(Entries supplied Opens)

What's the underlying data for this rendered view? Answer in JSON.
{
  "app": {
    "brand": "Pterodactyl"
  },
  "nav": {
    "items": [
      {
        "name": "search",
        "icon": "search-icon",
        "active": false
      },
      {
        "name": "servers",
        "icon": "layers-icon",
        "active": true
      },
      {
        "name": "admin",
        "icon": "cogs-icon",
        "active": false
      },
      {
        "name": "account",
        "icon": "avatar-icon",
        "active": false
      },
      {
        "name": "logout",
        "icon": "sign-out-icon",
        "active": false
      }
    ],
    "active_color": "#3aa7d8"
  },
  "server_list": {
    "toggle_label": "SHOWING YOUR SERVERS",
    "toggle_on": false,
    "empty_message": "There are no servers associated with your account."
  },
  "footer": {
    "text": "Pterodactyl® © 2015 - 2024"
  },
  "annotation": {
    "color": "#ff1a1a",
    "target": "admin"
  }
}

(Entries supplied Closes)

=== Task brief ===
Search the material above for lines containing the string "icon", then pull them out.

=== Output ===
        "icon": "search-icon",
        "icon": "layers-icon",
        "icon": "cogs-icon",
        "icon": "avatar-icon",
        "icon": "sign-out-icon",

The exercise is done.